> [What is expected]:
Print the records below verbatim.

[Dataset excerpts]
=====

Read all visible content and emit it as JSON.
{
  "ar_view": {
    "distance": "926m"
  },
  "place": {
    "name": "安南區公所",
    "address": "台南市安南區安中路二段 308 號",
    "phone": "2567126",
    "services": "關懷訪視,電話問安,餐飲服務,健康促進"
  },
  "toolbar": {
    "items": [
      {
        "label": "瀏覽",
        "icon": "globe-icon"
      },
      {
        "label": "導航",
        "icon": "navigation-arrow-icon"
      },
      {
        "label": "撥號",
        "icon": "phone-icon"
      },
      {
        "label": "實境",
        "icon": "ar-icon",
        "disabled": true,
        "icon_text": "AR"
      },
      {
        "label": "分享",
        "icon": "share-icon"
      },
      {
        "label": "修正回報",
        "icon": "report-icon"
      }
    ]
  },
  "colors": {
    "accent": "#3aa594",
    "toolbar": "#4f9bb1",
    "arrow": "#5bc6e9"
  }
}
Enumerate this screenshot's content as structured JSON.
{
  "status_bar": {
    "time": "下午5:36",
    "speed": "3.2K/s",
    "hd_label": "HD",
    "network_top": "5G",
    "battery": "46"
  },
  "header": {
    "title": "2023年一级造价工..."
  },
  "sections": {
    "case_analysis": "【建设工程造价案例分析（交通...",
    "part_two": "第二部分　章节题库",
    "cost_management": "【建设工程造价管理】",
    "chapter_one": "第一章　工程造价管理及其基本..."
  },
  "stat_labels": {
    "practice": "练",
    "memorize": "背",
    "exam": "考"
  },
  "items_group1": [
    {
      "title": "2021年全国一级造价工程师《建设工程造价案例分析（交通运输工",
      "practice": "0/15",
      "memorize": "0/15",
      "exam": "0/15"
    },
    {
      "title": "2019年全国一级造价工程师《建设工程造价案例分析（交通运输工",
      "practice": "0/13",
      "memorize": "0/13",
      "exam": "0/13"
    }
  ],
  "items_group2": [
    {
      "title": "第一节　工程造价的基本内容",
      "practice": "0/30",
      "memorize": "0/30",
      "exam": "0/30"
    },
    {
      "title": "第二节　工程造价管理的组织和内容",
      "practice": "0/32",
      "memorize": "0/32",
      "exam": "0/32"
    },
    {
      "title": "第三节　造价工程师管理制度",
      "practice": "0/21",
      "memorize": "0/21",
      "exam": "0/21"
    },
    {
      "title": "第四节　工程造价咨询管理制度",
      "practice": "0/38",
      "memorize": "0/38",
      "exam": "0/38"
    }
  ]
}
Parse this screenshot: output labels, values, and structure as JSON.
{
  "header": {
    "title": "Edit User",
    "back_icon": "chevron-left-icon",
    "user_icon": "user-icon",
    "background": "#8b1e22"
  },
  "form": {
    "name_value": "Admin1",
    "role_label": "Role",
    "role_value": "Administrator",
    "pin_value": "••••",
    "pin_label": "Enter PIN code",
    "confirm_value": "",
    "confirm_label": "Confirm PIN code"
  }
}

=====

> [Output below]:
Read all visible content and emit it as JSON.
{
  "ar_view": {
    "distance": "926m"
  },
  "place": {
    "name": "安南區公所",
    "address": "台南市安南區安中路二段 308 號",
    "phone": "2567126",
    "services": "關懷訪視,電話問安,餐飲服務,健康促進"
  },
  "toolbar": {
    "items": [
      {
        "label": "瀏覽",
        "icon": "globe-icon"
      },
      {
        "label": "導航",
        "icon": "navigation-arrow-icon"
      },
      {
        "label": "撥號",
        "icon": "phone-icon"
      },
      {
        "label": "實境",
        "icon": "ar-icon",
        "disabled": true,
        "icon_text": "AR"
      },
      {
        "label": "分享",
        "icon": "share-icon"
      },
      {
        "label": "修正回報",
        "icon": "report-icon"
      }
    ]
  },
  "colors": {
    "accent": "#3aa594",
    "toolbar": "#4f9bb1",
    "arrow": "#5bc6e9"
  }
}
Enumerate this screenshot's content as structured JSON.
{
  "status_bar": {
    "time": "下午5:36",
    "speed": "3.2K/s",
    "hd_label": "HD",
    "network_top": "5G",
    "battery": "46"
  },
  "header": {
    "title": "2023年一级造价工..."
  },
  "sections": {
    "case_analysis": "【建设工程造价案例分析（交通...",
    "part_two": "第二部分　章节题库",
    "cost_management": "【建设工程造价管理】",
    "chapter_one": "第一章　工程造价管理及其基本..."
  },
  "stat_labels": {
    "practice": "练",
    "memorize": "背",
    "exam": "考"
  },
  "items_group1": [
    {
      "title": "2021年全国一级造价工程师《建设工程造价案例分析（交通运输工",
      "practice": "0/15",
      "memorize": "0/15",
      "exam": "0/15"
    },
    {
      "title": "2019年全国一级造价工程师《建设工程造价案例分析（交通运输工",
      "practice": "0/13",
      "memorize": "0/13",
      "exam": "0/13"
    }
  ],
  "items_group2": [
    {
      "title": "第一节　工程造价的基本内容",
      "practice": "0/30",
      "memorize": "0/30",
      "exam": "0/30"
    },
    {
      "title": "第二节　工程造价管理的组织和内容",
      "practice": "0/32",
      "memorize": "0/32",
      "exam": "0/32"
    },
    {
      "title": "第三节　造价工程师管理制度",
      "practice": "0/21",
      "memorize": "0/21",
      "exam": "0/21"
    },
    {
      "title": "第四节　工程造价咨询管理制度",
      "practice": "0/38",
      "memorize": "0/38",
      "exam": "0/38"
    }
  ]
}
Parse this screenshot: output labels, values, and structure as JSON.
{
  "header": {
    "title": "Edit User",
    "back_icon": "chevron-left-icon",
    "user_icon": "user-icon",
    "background": "#8b1e22"
  },
  "form": {
    "name_value": "Admin1",
    "role_label": "Role",
    "role_value": "Administrator",
    "pin_value": "••••",
    "pin_label": "Enter PIN code",
    "confirm_value": "",
    "confirm_label": "Confirm PIN code"
  }
}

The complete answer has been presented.